• **Exercise brief**:
Each entry should be duplicated verbatim; its pictures should not be.

• **Exercise data**:
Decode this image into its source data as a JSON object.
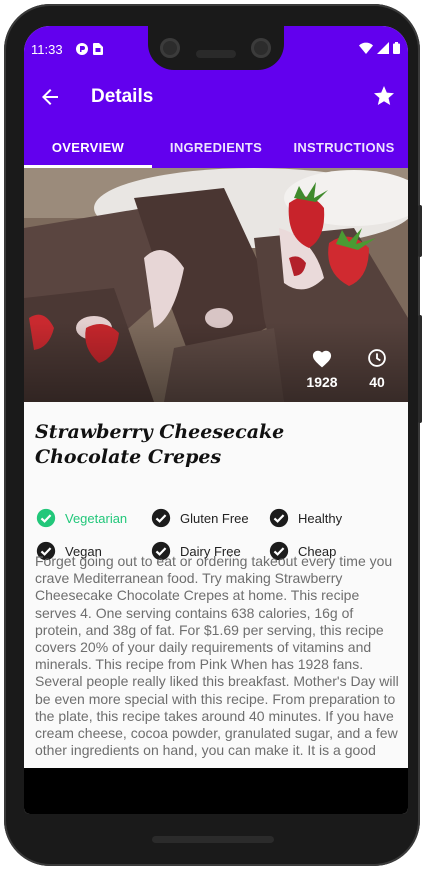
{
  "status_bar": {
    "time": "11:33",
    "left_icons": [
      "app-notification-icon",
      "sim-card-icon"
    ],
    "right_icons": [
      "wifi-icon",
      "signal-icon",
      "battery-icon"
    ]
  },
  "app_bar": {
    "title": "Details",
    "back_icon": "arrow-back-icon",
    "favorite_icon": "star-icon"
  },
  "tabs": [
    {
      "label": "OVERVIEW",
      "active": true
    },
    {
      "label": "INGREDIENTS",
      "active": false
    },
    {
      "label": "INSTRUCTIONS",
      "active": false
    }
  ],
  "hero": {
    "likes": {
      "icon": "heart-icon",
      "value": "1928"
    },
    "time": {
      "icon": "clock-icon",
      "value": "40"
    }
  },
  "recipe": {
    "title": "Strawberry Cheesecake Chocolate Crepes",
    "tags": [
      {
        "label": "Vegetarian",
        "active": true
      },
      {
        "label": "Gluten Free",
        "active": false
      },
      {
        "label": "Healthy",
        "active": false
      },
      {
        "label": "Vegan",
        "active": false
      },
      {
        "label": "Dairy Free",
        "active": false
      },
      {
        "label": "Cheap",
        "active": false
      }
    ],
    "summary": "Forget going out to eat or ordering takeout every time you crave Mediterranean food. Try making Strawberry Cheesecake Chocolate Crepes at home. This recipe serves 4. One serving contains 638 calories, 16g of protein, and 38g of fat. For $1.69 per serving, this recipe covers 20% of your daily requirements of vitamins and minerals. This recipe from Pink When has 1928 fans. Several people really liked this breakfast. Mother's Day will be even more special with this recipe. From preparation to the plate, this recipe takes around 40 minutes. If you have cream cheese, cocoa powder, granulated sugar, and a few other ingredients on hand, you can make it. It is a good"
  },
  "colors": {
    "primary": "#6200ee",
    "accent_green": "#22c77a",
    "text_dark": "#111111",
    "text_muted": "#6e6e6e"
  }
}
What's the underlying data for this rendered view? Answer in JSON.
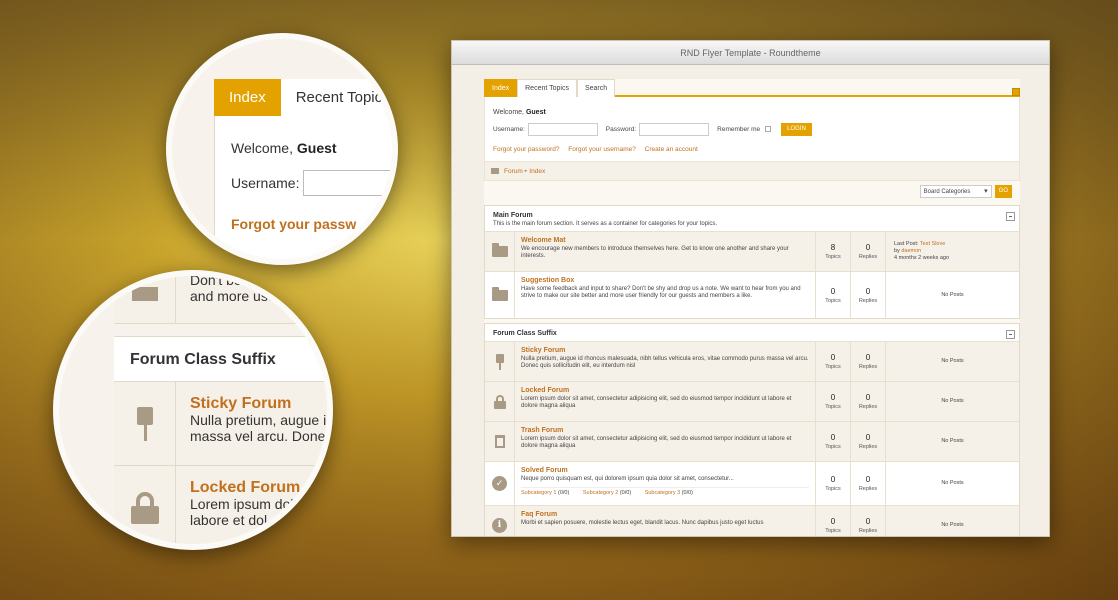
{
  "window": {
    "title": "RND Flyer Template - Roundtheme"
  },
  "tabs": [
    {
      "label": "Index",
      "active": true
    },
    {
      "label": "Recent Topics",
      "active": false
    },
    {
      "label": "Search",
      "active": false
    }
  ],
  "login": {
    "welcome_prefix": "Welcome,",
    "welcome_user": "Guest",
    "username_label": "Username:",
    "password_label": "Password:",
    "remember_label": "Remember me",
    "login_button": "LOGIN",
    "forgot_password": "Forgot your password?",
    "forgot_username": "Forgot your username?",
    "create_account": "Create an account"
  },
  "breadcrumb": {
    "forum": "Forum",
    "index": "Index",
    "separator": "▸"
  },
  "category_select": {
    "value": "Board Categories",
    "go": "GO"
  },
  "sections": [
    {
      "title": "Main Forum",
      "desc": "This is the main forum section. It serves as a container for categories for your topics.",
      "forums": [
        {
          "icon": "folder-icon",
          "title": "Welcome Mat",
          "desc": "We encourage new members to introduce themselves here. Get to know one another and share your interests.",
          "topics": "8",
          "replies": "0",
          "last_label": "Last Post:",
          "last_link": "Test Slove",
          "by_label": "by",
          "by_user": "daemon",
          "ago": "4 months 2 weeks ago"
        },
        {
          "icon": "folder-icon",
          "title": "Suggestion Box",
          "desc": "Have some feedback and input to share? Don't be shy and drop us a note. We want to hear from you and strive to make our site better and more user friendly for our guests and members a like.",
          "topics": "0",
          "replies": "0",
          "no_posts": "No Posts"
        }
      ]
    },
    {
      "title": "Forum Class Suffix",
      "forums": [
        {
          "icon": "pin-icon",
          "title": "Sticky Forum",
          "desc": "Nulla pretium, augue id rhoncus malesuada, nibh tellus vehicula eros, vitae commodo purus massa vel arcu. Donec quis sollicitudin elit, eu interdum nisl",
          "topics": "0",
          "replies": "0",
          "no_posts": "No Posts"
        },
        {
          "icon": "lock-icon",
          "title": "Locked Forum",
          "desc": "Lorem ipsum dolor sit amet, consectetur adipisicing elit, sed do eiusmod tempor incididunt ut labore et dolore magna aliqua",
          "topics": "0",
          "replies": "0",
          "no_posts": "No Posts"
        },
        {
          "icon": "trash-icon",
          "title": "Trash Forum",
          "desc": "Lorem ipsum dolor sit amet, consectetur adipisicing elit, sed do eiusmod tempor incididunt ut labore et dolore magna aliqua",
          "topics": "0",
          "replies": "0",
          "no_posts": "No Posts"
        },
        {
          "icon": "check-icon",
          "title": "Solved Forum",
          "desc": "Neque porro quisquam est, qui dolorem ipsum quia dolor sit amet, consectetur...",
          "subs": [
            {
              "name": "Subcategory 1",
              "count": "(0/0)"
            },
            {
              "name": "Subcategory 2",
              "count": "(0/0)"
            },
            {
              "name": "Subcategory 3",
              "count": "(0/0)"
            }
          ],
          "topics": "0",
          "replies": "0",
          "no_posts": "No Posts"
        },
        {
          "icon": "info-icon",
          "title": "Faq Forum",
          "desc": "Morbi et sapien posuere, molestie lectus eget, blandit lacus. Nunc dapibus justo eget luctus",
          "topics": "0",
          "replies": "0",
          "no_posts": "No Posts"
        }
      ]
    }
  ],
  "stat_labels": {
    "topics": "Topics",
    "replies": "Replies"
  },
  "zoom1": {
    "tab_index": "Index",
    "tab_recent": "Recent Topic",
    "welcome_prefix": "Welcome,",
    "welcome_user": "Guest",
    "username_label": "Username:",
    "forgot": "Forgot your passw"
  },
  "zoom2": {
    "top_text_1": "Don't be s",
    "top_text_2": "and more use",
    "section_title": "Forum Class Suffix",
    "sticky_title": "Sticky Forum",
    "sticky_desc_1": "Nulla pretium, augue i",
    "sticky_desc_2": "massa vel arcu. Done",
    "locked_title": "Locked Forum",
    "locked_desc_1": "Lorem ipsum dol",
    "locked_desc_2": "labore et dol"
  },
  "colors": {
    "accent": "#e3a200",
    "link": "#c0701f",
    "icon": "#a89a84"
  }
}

• **Written response**:
Decode this image into its source data as a JSON object.
{
  "status_bar": {
    "time": "11:33",
    "left_icons": [
      "app-notification-icon",
      "sim-card-icon"
    ],
    "right_icons": [
      "wifi-icon",
      "signal-icon",
      "battery-icon"
    ]
  },
  "app_bar": {
    "title": "Details",
    "back_icon": "arrow-back-icon",
    "favorite_icon": "star-icon"
  },
  "tabs": [
    {
      "label": "OVERVIEW",
      "active": true
    },
    {
      "label": "INGREDIENTS",
      "active": false
    },
    {
      "label": "INSTRUCTIONS",
      "active": false
    }
  ],
  "hero": {
    "likes": {
      "icon": "heart-icon",
      "value": "1928"
    },
    "time": {
      "icon": "clock-icon",
      "value": "40"
    }
  },
  "recipe": {
    "title": "Strawberry Cheesecake Chocolate Crepes",
    "tags": [
      {
        "label": "Vegetarian",
        "active": true
      },
      {
        "label": "Gluten Free",
        "active": false
      },
      {
        "label": "Healthy",
        "active": false
      },
      {
        "label": "Vegan",
        "active": false
      },
      {
        "label": "Dairy Free",
        "active": false
      },
      {
        "label": "Cheap",
        "active": false
      }
    ],
    "summary": "Forget going out to eat or ordering takeout every time you crave Mediterranean food. Try making Strawberry Cheesecake Chocolate Crepes at home. This recipe serves 4. One serving contains 638 calories, 16g of protein, and 38g of fat. For $1.69 per serving, this recipe covers 20% of your daily requirements of vitamins and minerals. This recipe from Pink When has 1928 fans. Several people really liked this breakfast. Mother's Day will be even more special with this recipe. From preparation to the plate, this recipe takes around 40 minutes. If you have cream cheese, cocoa powder, granulated sugar, and a few other ingredients on hand, you can make it. It is a good"
  },
  "colors": {
    "primary": "#6200ee",
    "accent_green": "#22c77a",
    "text_dark": "#111111",
    "text_muted": "#6e6e6e"
  }
}
What's the underlying data for this rendered view? Answer in JSON.
{
  "window": {
    "title": "RND Flyer Template - Roundtheme"
  },
  "tabs": [
    {
      "label": "Index",
      "active": true
    },
    {
      "label": "Recent Topics",
      "active": false
    },
    {
      "label": "Search",
      "active": false
    }
  ],
  "login": {
    "welcome_prefix": "Welcome,",
    "welcome_user": "Guest",
    "username_label": "Username:",
    "password_label": "Password:",
    "remember_label": "Remember me",
    "login_button": "LOGIN",
    "forgot_password": "Forgot your password?",
    "forgot_username": "Forgot your username?",
    "create_account": "Create an account"
  },
  "breadcrumb": {
    "forum": "Forum",
    "index": "Index",
    "separator": "▸"
  },
  "category_select": {
    "value": "Board Categories",
    "go": "GO"
  },
  "sections": [
    {
      "title": "Main Forum",
      "desc": "This is the main forum section. It serves as a container for categories for your topics.",
      "forums": [
        {
          "icon": "folder-icon",
          "title": "Welcome Mat",
          "desc": "We encourage new members to introduce themselves here. Get to know one another and share your interests.",
          "topics": "8",
          "replies": "0",
          "last_label": "Last Post:",
          "last_link": "Test Slove",
          "by_label": "by",
          "by_user": "daemon",
          "ago": "4 months 2 weeks ago"
        },
        {
          "icon": "folder-icon",
          "title": "Suggestion Box",
          "desc": "Have some feedback and input to share? Don't be shy and drop us a note. We want to hear from you and strive to make our site better and more user friendly for our guests and members a like.",
          "topics": "0",
          "replies": "0",
          "no_posts": "No Posts"
        }
      ]
    },
    {
      "title": "Forum Class Suffix",
      "forums": [
        {
          "icon": "pin-icon",
          "title": "Sticky Forum",
          "desc": "Nulla pretium, augue id rhoncus malesuada, nibh tellus vehicula eros, vitae commodo purus massa vel arcu. Donec quis sollicitudin elit, eu interdum nisl",
          "topics": "0",
          "replies": "0",
          "no_posts": "No Posts"
        },
        {
          "icon": "lock-icon",
          "title": "Locked Forum",
          "desc": "Lorem ipsum dolor sit amet, consectetur adipisicing elit, sed do eiusmod tempor incididunt ut labore et dolore magna aliqua",
          "topics": "0",
          "replies": "0",
          "no_posts": "No Posts"
        },
        {
          "icon": "trash-icon",
          "title": "Trash Forum",
          "desc": "Lorem ipsum dolor sit amet, consectetur adipisicing elit, sed do eiusmod tempor incididunt ut labore et dolore magna aliqua",
          "topics": "0",
          "replies": "0",
          "no_posts": "No Posts"
        },
        {
          "icon": "check-icon",
          "title": "Solved Forum",
          "desc": "Neque porro quisquam est, qui dolorem ipsum quia dolor sit amet, consectetur...",
          "subs": [
            {
              "name": "Subcategory 1",
              "count": "(0/0)"
            },
            {
              "name": "Subcategory 2",
              "count": "(0/0)"
            },
            {
              "name": "Subcategory 3",
              "count": "(0/0)"
            }
          ],
          "topics": "0",
          "replies": "0",
          "no_posts": "No Posts"
        },
        {
          "icon": "info-icon",
          "title": "Faq Forum",
          "desc": "Morbi et sapien posuere, molestie lectus eget, blandit lacus. Nunc dapibus justo eget luctus",
          "topics": "0",
          "replies": "0",
          "no_posts": "No Posts"
        }
      ]
    }
  ],
  "stat_labels": {
    "topics": "Topics",
    "replies": "Replies"
  },
  "zoom1": {
    "tab_index": "Index",
    "tab_recent": "Recent Topic",
    "welcome_prefix": "Welcome,",
    "welcome_user": "Guest",
    "username_label": "Username:",
    "forgot": "Forgot your passw"
  },
  "zoom2": {
    "top_text_1": "Don't be s",
    "top_text_2": "and more use",
    "section_title": "Forum Class Suffix",
    "sticky_title": "Sticky Forum",
    "sticky_desc_1": "Nulla pretium, augue i",
    "sticky_desc_2": "massa vel arcu. Done",
    "locked_title": "Locked Forum",
    "locked_desc_1": "Lorem ipsum dol",
    "locked_desc_2": "labore et dol"
  },
  "colors": {
    "accent": "#e3a200",
    "link": "#c0701f",
    "icon": "#a89a84"
  }
}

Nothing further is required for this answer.